Whose bread I eat, his song I sing.
Society’s excess cost from health insurance’s administrative expense pales next to the damage caused by “moral hazard”—the tendency we all have to change our behavior, becoming spendthrifts and otherwise taking less care with our decisions, when someone else is covering the costs. Needless to say, much medical care is unavoidable; we don’t choose to become sick, nor do we seek more treatment than we think we need. Still, hospitals, drug companies, health insurers, and medical-device manufacturers now spend roughly $6 billion a year on advertising. If the demand for health care is purely a response to unavoidable medical need, why do these companies do so much advertising?
Medical ads on TV typically inform the viewer that a specific treatment—a drug, device, surgical procedure—is available for a chronic condition. Many also note that the product or treatment is eligible for Medicare or private-insurance reimbursement. In some cases, the advertiser will offer to help the patient obtain that reimbursement. The key message: you can benefit from this product and pass the bill on to someone else.

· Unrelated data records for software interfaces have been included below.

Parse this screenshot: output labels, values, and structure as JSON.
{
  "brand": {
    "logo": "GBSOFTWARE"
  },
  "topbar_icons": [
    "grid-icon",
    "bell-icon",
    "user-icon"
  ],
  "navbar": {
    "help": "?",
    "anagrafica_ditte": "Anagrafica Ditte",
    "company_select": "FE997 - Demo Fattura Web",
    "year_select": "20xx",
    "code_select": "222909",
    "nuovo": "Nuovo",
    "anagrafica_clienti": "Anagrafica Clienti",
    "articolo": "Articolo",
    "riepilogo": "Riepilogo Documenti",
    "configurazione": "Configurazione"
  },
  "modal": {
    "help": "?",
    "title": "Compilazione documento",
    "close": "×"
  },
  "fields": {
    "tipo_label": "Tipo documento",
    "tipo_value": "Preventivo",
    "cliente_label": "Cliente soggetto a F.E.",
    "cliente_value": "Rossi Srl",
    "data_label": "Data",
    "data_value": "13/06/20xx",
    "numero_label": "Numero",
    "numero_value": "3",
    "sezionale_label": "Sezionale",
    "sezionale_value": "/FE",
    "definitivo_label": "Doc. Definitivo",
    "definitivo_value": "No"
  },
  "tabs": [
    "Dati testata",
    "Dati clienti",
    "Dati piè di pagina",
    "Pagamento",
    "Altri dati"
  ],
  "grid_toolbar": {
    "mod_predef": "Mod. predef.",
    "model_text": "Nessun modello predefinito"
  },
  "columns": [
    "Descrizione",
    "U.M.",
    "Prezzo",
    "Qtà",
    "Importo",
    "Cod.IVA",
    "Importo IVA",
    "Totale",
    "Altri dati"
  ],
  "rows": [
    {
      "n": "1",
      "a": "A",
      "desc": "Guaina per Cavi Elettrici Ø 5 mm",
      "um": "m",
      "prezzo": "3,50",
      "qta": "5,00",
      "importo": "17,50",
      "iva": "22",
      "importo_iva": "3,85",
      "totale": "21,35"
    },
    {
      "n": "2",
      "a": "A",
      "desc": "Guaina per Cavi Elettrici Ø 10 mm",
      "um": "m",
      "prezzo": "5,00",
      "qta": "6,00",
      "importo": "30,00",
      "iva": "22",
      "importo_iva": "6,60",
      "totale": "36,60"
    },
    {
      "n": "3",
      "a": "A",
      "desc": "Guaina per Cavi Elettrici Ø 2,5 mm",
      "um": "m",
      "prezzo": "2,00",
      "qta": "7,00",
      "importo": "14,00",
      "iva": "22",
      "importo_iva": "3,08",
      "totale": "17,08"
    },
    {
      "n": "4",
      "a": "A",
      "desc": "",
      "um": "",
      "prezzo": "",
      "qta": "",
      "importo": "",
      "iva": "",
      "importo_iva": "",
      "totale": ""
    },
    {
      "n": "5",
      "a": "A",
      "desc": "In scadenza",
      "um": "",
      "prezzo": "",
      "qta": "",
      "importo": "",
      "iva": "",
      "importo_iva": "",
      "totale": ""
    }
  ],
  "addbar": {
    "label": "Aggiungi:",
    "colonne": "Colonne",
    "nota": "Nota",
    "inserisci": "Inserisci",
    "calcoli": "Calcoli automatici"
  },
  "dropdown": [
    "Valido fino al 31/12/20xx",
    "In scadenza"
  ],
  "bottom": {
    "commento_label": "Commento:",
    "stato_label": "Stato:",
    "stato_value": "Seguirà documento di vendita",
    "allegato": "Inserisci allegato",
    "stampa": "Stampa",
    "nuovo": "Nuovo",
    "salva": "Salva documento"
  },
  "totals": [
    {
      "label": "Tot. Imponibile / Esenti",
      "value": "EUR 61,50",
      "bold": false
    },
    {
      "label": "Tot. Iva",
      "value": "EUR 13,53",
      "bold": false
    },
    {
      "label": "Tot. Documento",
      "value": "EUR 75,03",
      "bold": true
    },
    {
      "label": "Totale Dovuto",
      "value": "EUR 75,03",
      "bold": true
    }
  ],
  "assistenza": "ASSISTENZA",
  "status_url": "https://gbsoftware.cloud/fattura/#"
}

Every time you walk into a doctor’s office, it’s implicit that someone else will be paying most or all of your bill; for most of us, that means we give less attention to prices for medical services than we do to prices for anything else. Most physicians, meanwhile, benefit financially from ordering diagnostic tests, doing procedures, and scheduling follow-up appointments. Combine these two features of the system with a third—the informational advantage that extensive training has given physicians over their patients, and the authority that advantage confers—and you have a system where physicians can, to some extent, generate demand at will.
Do they? Well, Medicare spends almost twice as much per patient in Dallas, where there are more doctors and care facilities per resident, as it does in Salem, Oregon, where supply is tighter. Why? Because doctors (particularly specialists) in surplus areas order more tests and treatments per capita, and keep their practices busy. Many studies have shown that the patients in areas like Dallas do not benefit in any measurable way from all this extra care. All of the physicians I know are genuinely dedicated to their patients. But at the margin, all of us are at least subconsciously influenced by our own economic interests. The data are clear: in our current system, physician supply often begets patient demand.
Moral hazard has fostered an accidental collusion between providers benefiting from higher costs and patients who don’t fully bear them. In this environment, trying to control costs is awfully tough. When Medicare cut reimbursement rates in 2005 on chemotherapy and anemia drugs, for instance, it saved almost 20 percent of the previously billed costs. But Medicare’s total cancer-treatment costs actually rose almost immediately. As The New York Times reported, some physicians believed their colleagues simply performed more treatments, particularly higher-profit ones.